- Sleeping. I was asked about this before I raised it, but when I said I didn’t much it transpired the question was in the context of whether I lie awake thinking how crap life is! (Um, “No, I’m just thinking I’d prefer to be asleep.” This was probed a lot, presumably without the realisation that I know they check for depression at every available opportunity. In the end I short-circuited this one with something along the lines of, “I’m not depressed. Sometimes I have my moments of ‘this is all a bit shit, but that’s because sometimes it is actually all a bit shit, but that will change’’”. This got a kiwi smile (tough things to achieve sometimes!) and agreement. So no worries about sleep from them but – upon request – Tylenol PM was check out for me (on Wikipedia… got to love Wikipedia!) as I have some from the US, and cleared that against the Clex and the Warfarin, so I can take it if I want. (And I did take half a dose at 3am – see previous post!)

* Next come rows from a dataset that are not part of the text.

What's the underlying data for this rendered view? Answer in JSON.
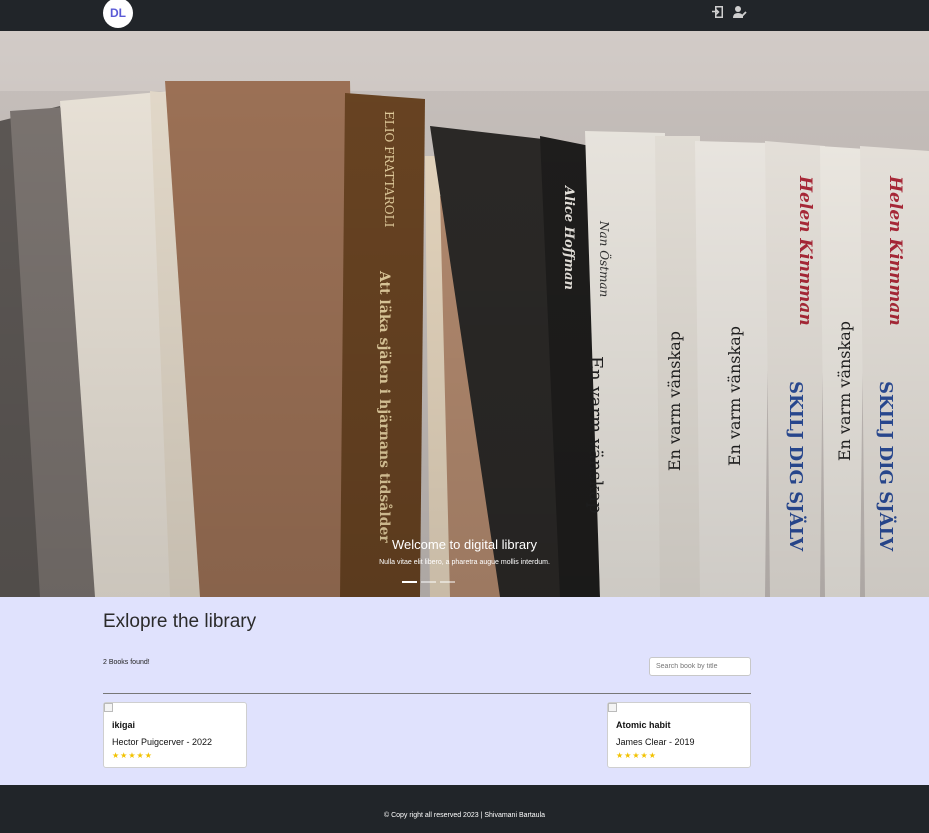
{
  "navbar": {
    "logo_text": "DL",
    "icons": [
      "login-icon",
      "register-user-icon"
    ]
  },
  "hero": {
    "caption_title": "Welcome to digital library",
    "caption_text": "Nulla vitae elit libero, a pharetra augue mollis interdum.",
    "spine_texts": [
      "ELIO FRATTAROLI",
      "Att läka själen i hjärnans tidsålder",
      "Alice Hoffman",
      "Nan Östman",
      "En varm vänskap",
      "Helen Kinnman",
      "SKILJ DIG SJÄLV"
    ],
    "slides_count": 3,
    "active_slide": 1
  },
  "explore": {
    "title": "Exlopre the library",
    "count_text": "2 Books found!",
    "search_placeholder": "Search book by title",
    "books": [
      {
        "title": "ikigai",
        "meta": "Hector Puigcerver - 2022",
        "stars": "★★★★★"
      },
      {
        "title": "Atomic habit",
        "meta": "James Clear - 2019",
        "stars": "★★★★★"
      }
    ]
  },
  "footer": {
    "text": "© Copy right all reserved 2023 | Shivamani Bartaula"
  },
  "colors": {
    "navbar_bg": "#212529",
    "explore_bg": "#e0e2fd",
    "star": "#f2c200",
    "logo_text": "#5b5bd6"
  }
}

- Flying/Travel Insurance. I’m cleared to fly. Airline regulations say 10 days (I didn’t mention this) and stroke doctor happy because its more than a month since it happened. It’s not like I can get a DVT (clot) with all the drugs running through this system. And on the travel insurance form I say one stroke: we know there were lots of little events, but it is one stroke event…. which brings me to…
- Brain Stem. So I keep saying that I completely lucked out because the bits of clot only hit my cerebellum. Three times, but only hitting there meant only losing balance/coordination/concentration type things rather than central functions. This was lucky. Today I found out I was more than lucky. There was a puzzlement when I asked when the numbness would be gone – they ALL knew about the numbness when I was in the hospital – if it had only hit my cerebellum. So he looked up my scans again and checked my brain stem. “I’m trying to decide if this is an infarc(tion)”, he said, pointing at a shaded area “It must be, because that would explain why your lips are numb.” I’m not dwelling on this: all I shall say is that you don’t want any significant hits in your brainstem. It’s not a good place to mess around in. At all.

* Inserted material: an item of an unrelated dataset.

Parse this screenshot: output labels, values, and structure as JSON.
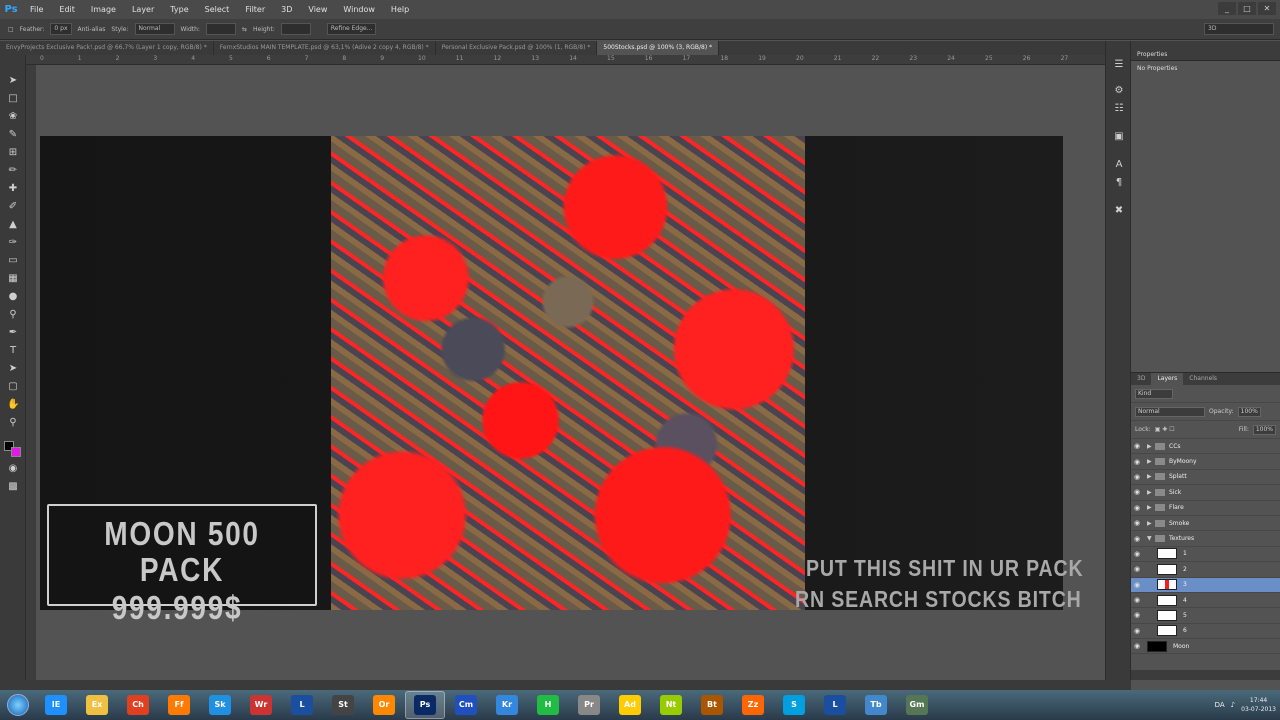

- Timescales. There are none. They don’t do them for brain injuries. For example, “When do you think will the left side of my lips stop being numb?” = “I’ve no idea”. They literally don’t know; Duncan says people see improvement up to 2 years from stroke (and JBT says 8) which I think is meant as an encouragement. On the other hand, I’m planning on everything being normal in time for work in January. I said the GP had signed me off until then; he said “If you’re happy to do it, do it… but you can’t just dive in.” I promised a phased return would be planned. Not least because my colleague Patricia tells me that Capita will force it upon us anyway!
- Headaches and Neck aches: You will remember I wasn’t so worried about these (they didn’t worry in the hospital so I didn’t see any point when I got home) but some of you were… Neck: “You tore an artery in your neck; it’s going to hurt sometimes while it heals.“ Head: “Does it throb or clamp; does the paracetamol work?” Paracetamol and going to sleep do work: he wrote it down and didn’t seem the slightest bit worried either.
So all normal, as these things go, and I don’t go back to that clinic until February, so must be a-ok.
Here’s there weird thing though. A couple of times before and since this all happened, I’ve felt like I might have slept oddly on the right side of my neck so I could feel it in the morning. Before the event I assumed it was the remnants of an injury from when I was 7 or 8. After the event I assumed it was the tear. But I checked today when he was drawing pictures and the tear is on the left side. So, whatever’s been going on, the tear was, and always has been, silent and unnoticed.